* GIVEN RECORDS
#####
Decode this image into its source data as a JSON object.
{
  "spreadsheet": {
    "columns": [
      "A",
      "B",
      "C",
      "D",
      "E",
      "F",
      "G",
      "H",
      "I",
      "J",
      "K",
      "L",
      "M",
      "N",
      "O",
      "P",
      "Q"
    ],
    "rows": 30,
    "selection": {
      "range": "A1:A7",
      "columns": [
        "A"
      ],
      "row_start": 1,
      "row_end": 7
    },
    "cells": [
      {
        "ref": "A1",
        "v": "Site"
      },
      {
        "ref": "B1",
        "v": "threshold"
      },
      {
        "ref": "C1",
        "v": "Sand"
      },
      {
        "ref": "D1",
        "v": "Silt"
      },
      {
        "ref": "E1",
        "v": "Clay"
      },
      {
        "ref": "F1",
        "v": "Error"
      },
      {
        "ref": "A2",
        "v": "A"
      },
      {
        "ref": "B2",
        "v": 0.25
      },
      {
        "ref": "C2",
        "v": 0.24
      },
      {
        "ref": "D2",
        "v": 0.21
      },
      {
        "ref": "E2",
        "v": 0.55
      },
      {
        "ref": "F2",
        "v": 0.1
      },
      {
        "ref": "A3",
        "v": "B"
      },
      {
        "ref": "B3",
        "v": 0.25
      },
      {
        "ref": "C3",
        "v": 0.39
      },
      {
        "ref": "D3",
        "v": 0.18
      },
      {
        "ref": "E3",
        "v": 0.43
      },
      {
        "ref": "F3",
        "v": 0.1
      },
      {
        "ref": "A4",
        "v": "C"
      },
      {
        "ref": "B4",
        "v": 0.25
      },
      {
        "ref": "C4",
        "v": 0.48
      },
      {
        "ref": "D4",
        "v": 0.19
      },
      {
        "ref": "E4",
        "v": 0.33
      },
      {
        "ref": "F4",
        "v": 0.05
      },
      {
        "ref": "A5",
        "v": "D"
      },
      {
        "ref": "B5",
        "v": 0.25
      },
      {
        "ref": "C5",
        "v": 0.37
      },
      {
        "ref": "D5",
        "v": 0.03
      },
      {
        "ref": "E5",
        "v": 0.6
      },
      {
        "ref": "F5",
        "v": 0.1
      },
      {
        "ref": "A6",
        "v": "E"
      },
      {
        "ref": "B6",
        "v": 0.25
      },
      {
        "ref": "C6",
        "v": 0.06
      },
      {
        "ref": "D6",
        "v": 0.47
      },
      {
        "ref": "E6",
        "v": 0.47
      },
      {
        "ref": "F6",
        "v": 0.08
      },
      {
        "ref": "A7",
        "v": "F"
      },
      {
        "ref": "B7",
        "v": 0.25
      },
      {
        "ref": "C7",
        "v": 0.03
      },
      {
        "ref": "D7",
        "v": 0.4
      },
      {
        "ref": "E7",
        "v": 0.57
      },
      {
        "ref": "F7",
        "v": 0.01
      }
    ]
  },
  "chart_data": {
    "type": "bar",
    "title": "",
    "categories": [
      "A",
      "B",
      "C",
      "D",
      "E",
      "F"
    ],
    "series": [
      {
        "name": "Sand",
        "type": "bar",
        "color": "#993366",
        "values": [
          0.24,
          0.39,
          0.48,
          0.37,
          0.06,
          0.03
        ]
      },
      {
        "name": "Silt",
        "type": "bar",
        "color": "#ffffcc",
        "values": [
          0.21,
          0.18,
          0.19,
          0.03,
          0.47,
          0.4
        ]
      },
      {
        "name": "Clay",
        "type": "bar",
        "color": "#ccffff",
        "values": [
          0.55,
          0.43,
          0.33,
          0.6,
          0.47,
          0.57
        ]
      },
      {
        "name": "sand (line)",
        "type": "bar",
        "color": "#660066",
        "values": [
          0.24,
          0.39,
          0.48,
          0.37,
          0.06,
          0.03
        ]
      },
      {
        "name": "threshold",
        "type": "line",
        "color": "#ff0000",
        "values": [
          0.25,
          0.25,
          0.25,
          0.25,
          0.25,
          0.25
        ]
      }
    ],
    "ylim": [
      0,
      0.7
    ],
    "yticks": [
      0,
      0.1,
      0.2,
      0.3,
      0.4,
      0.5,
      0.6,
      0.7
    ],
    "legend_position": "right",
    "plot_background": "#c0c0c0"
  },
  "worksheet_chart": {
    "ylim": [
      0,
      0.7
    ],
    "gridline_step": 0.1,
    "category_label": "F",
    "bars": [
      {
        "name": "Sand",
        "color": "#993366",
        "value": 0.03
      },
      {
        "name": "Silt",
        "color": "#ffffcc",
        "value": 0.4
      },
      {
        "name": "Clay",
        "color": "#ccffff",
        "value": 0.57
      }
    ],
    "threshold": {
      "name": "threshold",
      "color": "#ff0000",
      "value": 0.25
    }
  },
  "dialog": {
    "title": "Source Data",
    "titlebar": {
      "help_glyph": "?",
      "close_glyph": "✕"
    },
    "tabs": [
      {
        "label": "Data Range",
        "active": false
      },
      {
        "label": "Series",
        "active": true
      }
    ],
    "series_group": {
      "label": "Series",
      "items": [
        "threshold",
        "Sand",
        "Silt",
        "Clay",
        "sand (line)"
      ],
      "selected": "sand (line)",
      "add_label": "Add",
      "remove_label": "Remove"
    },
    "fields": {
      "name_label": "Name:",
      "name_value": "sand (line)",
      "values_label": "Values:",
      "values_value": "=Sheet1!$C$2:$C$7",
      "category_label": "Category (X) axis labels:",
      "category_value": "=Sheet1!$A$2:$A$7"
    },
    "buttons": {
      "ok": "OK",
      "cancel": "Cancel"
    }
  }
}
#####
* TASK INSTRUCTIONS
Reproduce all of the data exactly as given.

* ANSWER TO THIS PROBLEM
Decode this image into its source data as a JSON object.
{
  "spreadsheet": {
    "columns": [
      "A",
      "B",
      "C",
      "D",
      "E",
      "F",
      "G",
      "H",
      "I",
      "J",
      "K",
      "L",
      "M",
      "N",
      "O",
      "P",
      "Q"
    ],
    "rows": 30,
    "selection": {
      "range": "A1:A7",
      "columns": [
        "A"
      ],
      "row_start": 1,
      "row_end": 7
    },
    "cells": [
      {
        "ref": "A1",
        "v": "Site"
      },
      {
        "ref": "B1",
        "v": "threshold"
      },
      {
        "ref": "C1",
        "v": "Sand"
      },
      {
        "ref": "D1",
        "v": "Silt"
      },
      {
        "ref": "E1",
        "v": "Clay"
      },
      {
        "ref": "F1",
        "v": "Error"
      },
      {
        "ref": "A2",
        "v": "A"
      },
      {
        "ref": "B2",
        "v": 0.25
      },
      {
        "ref": "C2",
        "v": 0.24
      },
      {
        "ref": "D2",
        "v": 0.21
      },
      {
        "ref": "E2",
        "v": 0.55
      },
      {
        "ref": "F2",
        "v": 0.1
      },
      {
        "ref": "A3",
        "v": "B"
      },
      {
        "ref": "B3",
        "v": 0.25
      },
      {
        "ref": "C3",
        "v": 0.39
      },
      {
        "ref": "D3",
        "v": 0.18
      },
      {
        "ref": "E3",
        "v": 0.43
      },
      {
        "ref": "F3",
        "v": 0.1
      },
      {
        "ref": "A4",
        "v": "C"
      },
      {
        "ref": "B4",
        "v": 0.25
      },
      {
        "ref": "C4",
        "v": 0.48
      },
      {
        "ref": "D4",
        "v": 0.19
      },
      {
        "ref": "E4",
        "v": 0.33
      },
      {
        "ref": "F4",
        "v": 0.05
      },
      {
        "ref": "A5",
        "v": "D"
      },
      {
        "ref": "B5",
        "v": 0.25
      },
      {
        "ref": "C5",
        "v": 0.37
      },
      {
        "ref": "D5",
        "v": 0.03
      },
      {
        "ref": "E5",
        "v": 0.6
      },
      {
        "ref": "F5",
        "v": 0.1
      },
      {
        "ref": "A6",
        "v": "E"
      },
      {
        "ref": "B6",
        "v": 0.25
      },
      {
        "ref": "C6",
        "v": 0.06
      },
      {
        "ref": "D6",
        "v": 0.47
      },
      {
        "ref": "E6",
        "v": 0.47
      },
      {
        "ref": "F6",
        "v": 0.08
      },
      {
        "ref": "A7",
        "v": "F"
      },
      {
        "ref": "B7",
        "v": 0.25
      },
      {
        "ref": "C7",
        "v": 0.03
      },
      {
        "ref": "D7",
        "v": 0.4
      },
      {
        "ref": "E7",
        "v": 0.57
      },
      {
        "ref": "F7",
        "v": 0.01
      }
    ]
  },
  "chart_data": {
    "type": "bar",
    "title": "",
    "categories": [
      "A",
      "B",
      "C",
      "D",
      "E",
      "F"
    ],
    "series": [
      {
        "name": "Sand",
        "type": "bar",
        "color": "#993366",
        "values": [
          0.24,
          0.39,
          0.48,
          0.37,
          0.06,
          0.03
        ]
      },
      {
        "name": "Silt",
        "type": "bar",
        "color": "#ffffcc",
        "values": [
          0.21,
          0.18,
          0.19,
          0.03,
          0.47,
          0.4
        ]
      },
      {
        "name": "Clay",
        "type": "bar",
        "color": "#ccffff",
        "values": [
          0.55,
          0.43,
          0.33,
          0.6,
          0.47,
          0.57
        ]
      },
      {
        "name": "sand (line)",
        "type": "bar",
        "color": "#660066",
        "values": [
          0.24,
          0.39,
          0.48,
          0.37,
          0.06,
          0.03
        ]
      },
      {
        "name": "threshold",
        "type": "line",
        "color": "#ff0000",
        "values": [
          0.25,
          0.25,
          0.25,
          0.25,
          0.25,
          0.25
        ]
      }
    ],
    "ylim": [
      0,
      0.7
    ],
    "yticks": [
      0,
      0.1,
      0.2,
      0.3,
      0.4,
      0.5,
      0.6,
      0.7
    ],
    "legend_position": "right",
    "plot_background": "#c0c0c0"
  },
  "worksheet_chart": {
    "ylim": [
      0,
      0.7
    ],
    "gridline_step": 0.1,
    "category_label": "F",
    "bars": [
      {
        "name": "Sand",
        "color": "#993366",
        "value": 0.03
      },
      {
        "name": "Silt",
        "color": "#ffffcc",
        "value": 0.4
      },
      {
        "name": "Clay",
        "color": "#ccffff",
        "value": 0.57
      }
    ],
    "threshold": {
      "name": "threshold",
      "color": "#ff0000",
      "value": 0.25
    }
  },
  "dialog": {
    "title": "Source Data",
    "titlebar": {
      "help_glyph": "?",
      "close_glyph": "✕"
    },
    "tabs": [
      {
        "label": "Data Range",
        "active": false
      },
      {
        "label": "Series",
        "active": true
      }
    ],
    "series_group": {
      "label": "Series",
      "items": [
        "threshold",
        "Sand",
        "Silt",
        "Clay",
        "sand (line)"
      ],
      "selected": "sand (line)",
      "add_label": "Add",
      "remove_label": "Remove"
    },
    "fields": {
      "name_label": "Name:",
      "name_value": "sand (line)",
      "values_label": "Values:",
      "values_value": "=Sheet1!$C$2:$C$7",
      "category_label": "Category (X) axis labels:",
      "category_value": "=Sheet1!$A$2:$A$7"
    },
    "buttons": {
      "ok": "OK",
      "cancel": "Cancel"
    }
  }
}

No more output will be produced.